As one of the players observed: “the dry climate, shortages of water and absence of purpose-built pitches pose frequent challenges. Games are played on matting pitches in sandy clearings…and on a variety of other temporary pitches laid across soccer fields in other towns.” Just as we Israelis have, against all the odds,  managed to use our native ingenuity to create cricket pitches on inhospitable terrain, so too have we managed to revive our language, make the desert bloom, rebuild our homeland, in-gather our exiles and have the ability to defend our homeland and protect Jews worldwide as we continue to reach for the stars. Howzat?!


About the Author

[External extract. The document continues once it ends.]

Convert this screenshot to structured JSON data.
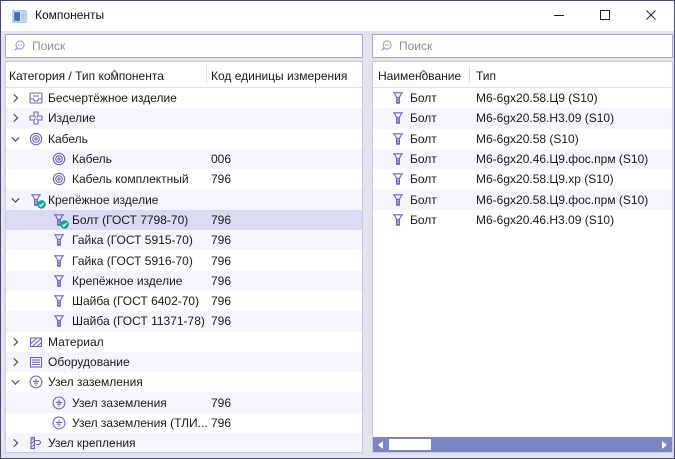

Dr. Tuvia Book was born in London and raised in both the UK and South Africa. After making Aliya at the age of 17 and studying in Yeshiva he volunteered for the IDF, where he served in an elite combat unit. Upon his discharge he completed his BA at Bar-Ilan University, as well as certification in graphic design. He then served as the Information Officer at the Israeli Consulate of Philadelphia, while earning a graduate degree in Jewish Studies. Upon his return to Israel, Dr. Book graduated from a course of study with the Israeli Ministry of Tourism, and is a licensed tour guide. Tuvia has been working in the field of Jewish Education, both formal and informal, for many years. He has guided and taught Jewish students and educators from around the English-speaking world for some of Israel’s premier educational institutions and programs. Tuvia has been guiding groups for Birthright Israel since its inception and, in addition, has lectured throughout North America, Australia, Europe and South Africa. Tuvia served as a Shaliach (emissary) for the Jewish Agency for Israel as the Director of Israel and Zionist Education at the Board of Jewish Education of Greater New York (Jewish Education Project). He was a lecturer/educational guide at the Alexander Muss Institute for Israel Education (AMIIE) in Israel for a decade. Tuvia has lectured at both Bar Ilan University and Hebrew University. He is the author (and illustrator) of the internationally acclaimed Zionism curriculum; “For the Sake of Zion; A Curriculum of Israel Education” (fifth edition, 2017, Koren) and is at present working on his next book, a history of the Jewish people. Tuvia has a doctorate in Israel education. His dissertation title is: “Through the Soldiers’ Eyes: Exploring the Influence of a Birthright Mifgash on the Israeli Soldier Participants.”